Underwriters are considered to be engaging in "arm's length" transactions with issuers, and under the MSRB's Rule G-17 on fair dealing provide issuers with disclosures saying so.
Leslie Norwood, a managing director, associate general counsel and head of municipals at SIFMA, told The Bond Buyer that SIFMA believes that the SEC prohibits role-switching relating to an issuance of municipal securities, not all issuances of that issuer.
If the issuer hires a new MA, relevant conflicts of interest are addressed by the presence of a successor MA, Norwood said.
SIFMA also noted in its comment letter that a municipal advisory framework for dealer and non-dealer MAs along with Rule G-23 for dealer financial advisors only has created role-clarity confusion.
In October 2018, PFM, a large non-dealer municipal advisory firm, asked the SEC for interpretive guidance that since it is subject to a fiduciary standard, it can perform certain tasks to facilitate private placements of municipal debt.

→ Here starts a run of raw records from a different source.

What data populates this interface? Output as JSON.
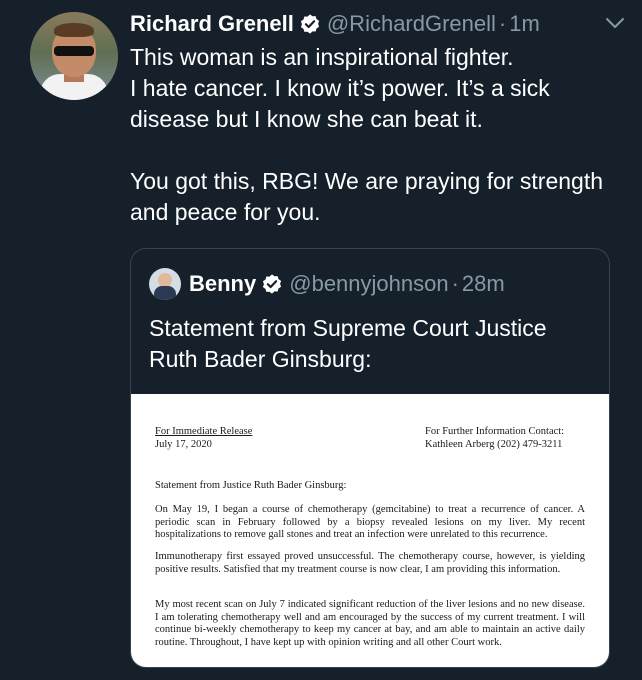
{
  "tweet": {
    "author_name": "Richard Grenell",
    "author_handle": "@RichardGrenell",
    "separator": "·",
    "time": "1m",
    "text": "This woman is an inspirational fighter.\nI hate cancer. I know it’s power. It’s a sick disease but I know she can beat it.\n\nYou got this, RBG! We are praying for strength and peace for you."
  },
  "quoted_tweet": {
    "author_name": "Benny",
    "author_handle": "@bennyjohnson",
    "separator": "·",
    "time": "28m",
    "text": "Statement from Supreme Court Justice Ruth Bader Ginsburg:"
  },
  "document": {
    "release_label": "For Immediate Release",
    "release_date": "July 17, 2020",
    "contact_label": "For Further Information Contact:",
    "contact_value": "Kathleen Arberg (202) 479-3211",
    "heading": "Statement from Justice Ruth Bader Ginsburg:",
    "paragraph_1": "On May 19, I began a course of chemotherapy (gemcitabine) to treat a recurrence of cancer. A periodic scan in February followed by a biopsy revealed lesions on my liver. My recent hospitalizations to remove gall stones and treat an infection were unrelated to this recurrence.",
    "paragraph_2": "Immunotherapy first essayed proved unsuccessful. The chemotherapy course, however, is yielding positive results. Satisfied that my treatment course is now clear, I am providing this information.",
    "paragraph_3": "My most recent scan on July 7 indicated significant reduction of the liver lesions and no new disease. I am tolerating chemotherapy well and am encouraged by the success of my current treatment. I will continue bi-weekly chemotherapy to keep my cancer at bay, and am able to maintain an active daily routine. Throughout, I have kept up with opinion writing and all other Court work."
  },
  "colors": {
    "background": "#15202b",
    "text": "#ffffff",
    "secondary_text": "#8899a6",
    "verified": "#ffffff",
    "border": "#38444d"
  },
  "icons": {
    "verified": "verified-badge-icon",
    "menu": "chevron-down-icon"
  }
}
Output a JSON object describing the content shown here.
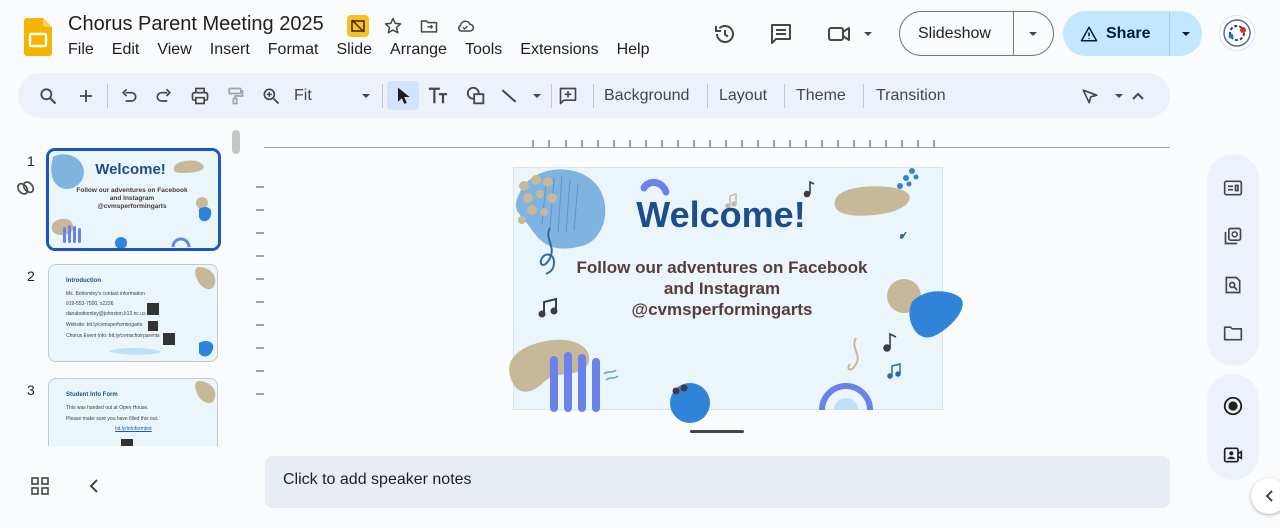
{
  "document": {
    "title": "Chorus Parent Meeting 2025"
  },
  "menu": [
    "File",
    "Edit",
    "View",
    "Insert",
    "Format",
    "Slide",
    "Arrange",
    "Tools",
    "Extensions",
    "Help"
  ],
  "header": {
    "slideshow_label": "Slideshow",
    "share_label": "Share"
  },
  "toolbar": {
    "zoom_value": "Fit",
    "background_label": "Background",
    "layout_label": "Layout",
    "theme_label": "Theme",
    "transition_label": "Transition"
  },
  "filmstrip": {
    "slides": [
      {
        "number": "1",
        "title": "Welcome!",
        "lines": [
          "Follow our adventures on Facebook",
          "and Instagram",
          "@cvmsperformingarts"
        ]
      },
      {
        "number": "2",
        "title": "Introduction",
        "lines": [
          "Ms. Bottomley's contact information",
          "919-553-7500, x2226",
          "danabottomley@johnston.k12.nc.us",
          "Website: bit.ly/cvmsperformingarts",
          "Chorus Event Info: bit.ly/cvmschoirparents"
        ]
      },
      {
        "number": "3",
        "title": "Student Info Form",
        "lines": [
          "This was handed out at Open House.",
          "Please make sure you have filled this out.",
          "bit.ly/infoformbot"
        ]
      }
    ]
  },
  "slide": {
    "title": "Welcome!",
    "body_lines": [
      "Follow our adventures on Facebook",
      "and Instagram",
      "@cvmsperformingarts"
    ]
  },
  "notes": {
    "placeholder": "Click to add speaker notes"
  },
  "colors": {
    "accent": "#1a56c4",
    "share_bg": "#c2e7ff",
    "toolbar_bg": "#edf2fa",
    "slide_title": "#1e4d8c"
  }
}
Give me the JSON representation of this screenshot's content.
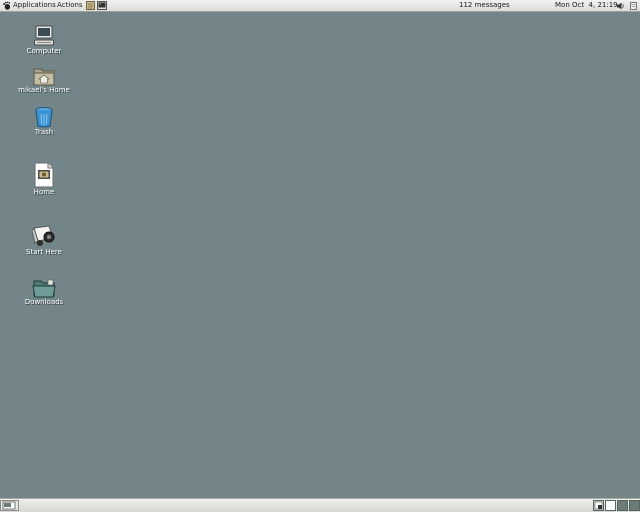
{
  "top_panel": {
    "menus": {
      "applications": "Applications",
      "actions": "Actions"
    },
    "launchers": [
      "text-editor-icon",
      "terminal-icon"
    ],
    "mail_status": "112 messages",
    "clock": "Mon Oct  4, 21:19"
  },
  "desktop": {
    "background_color": "#738589",
    "icons": [
      {
        "label": "Computer",
        "icon": "computer-icon"
      },
      {
        "label": "mikael's Home",
        "icon": "home-folder-icon"
      },
      {
        "label": "Trash",
        "icon": "trash-icon"
      },
      {
        "label": "Home",
        "icon": "home-file-icon"
      },
      {
        "label": "Start Here",
        "icon": "start-here-icon"
      },
      {
        "label": "Downloads",
        "icon": "downloads-folder-icon"
      }
    ]
  },
  "bottom_panel": {
    "workspaces": 4,
    "active_workspace": 1
  }
}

SIFMA and BDA sent responses, objecting to the PFM request. Dealers consider such activity to be placement agent activity requiring that a firm be a registered broker-dealer. Dealers complained that allowing MAs to be placement agents, which PFM and NAMA have repeatedly said is not their aim, would essentially benefit only non-dealer MAs because G-23 prohibits dealers with a "financial advisory relationship" with an issuer from acting as a placement agent for that issuance.
“We want to ensure that the rules treat all regulated parties fairly,” Norwood said.
BDA wants to consolidate underwriter and MA rulemaking guidance and address the rule’s restrictions on private placement.
“We also highlight the need for the MSRB to address G-23's private placement restriction if the SEC acts on the misguided requests for non-dealer MAs to perform placement agent activities,” wrote BDA CEO Mike Nicholas in a statement.
NAMA opposes any significant changes to the rule.
“In general, G-23 has been working well since the changes in 2011 and we don’t see the need to make significant changes to the rulemaking,” Gaffney said.
Gaffney does want to see the MSRB replace any references to "financial advisors" with the term "municipal advisors" in the rule. In the letter, Gaffney writes that NAMA thinks both terms mean the same thing, and want to be sure MSRB also knows that to be true.
“We believe that they mean the same thing, we want to make sure that the MSRB thinks they mean the same thing,” Gaffney said. “That change probably should move forward.”
SIFMA wants to eliminate the term financial advisor as well.
NAMA said it isn’t aware of small and infrequent issuers having problems with hiring MAs and being able to sell their bonds since the 2011 amendment, which is an argument the dealer community has sometimes employed.
NAMA doesn’t think Rule G-23 should be eliminated and folded into Rule G-42, which is the core conduct rule for municipal advisors. NAMA believes that Rule G-23 speaks to a specific subset of MAs that are broker-dealers and so that sets it apart from Rule G-42.
NAMA told the MSRB it opposes allowing a firm to resign from being an MA and become the underwriter, even if another MA is hired. Nor does the group support the idea of a cooling-off period.
The Government Finance Officers Association encouraged the MSRB to prohibit role-switching and said that an underwriter’s responsibility is to the investor, not the issuer.
“Prohibiting role switching ensures that the issuer is represented throughout the transaction by a municipal advisor whose sole responsibility is to issuers,” wrote Emily Brock, director of GFOA’s federal liaison center.
The MSRB could now choose to propose changes to its rules, or could choose to leave them as they are.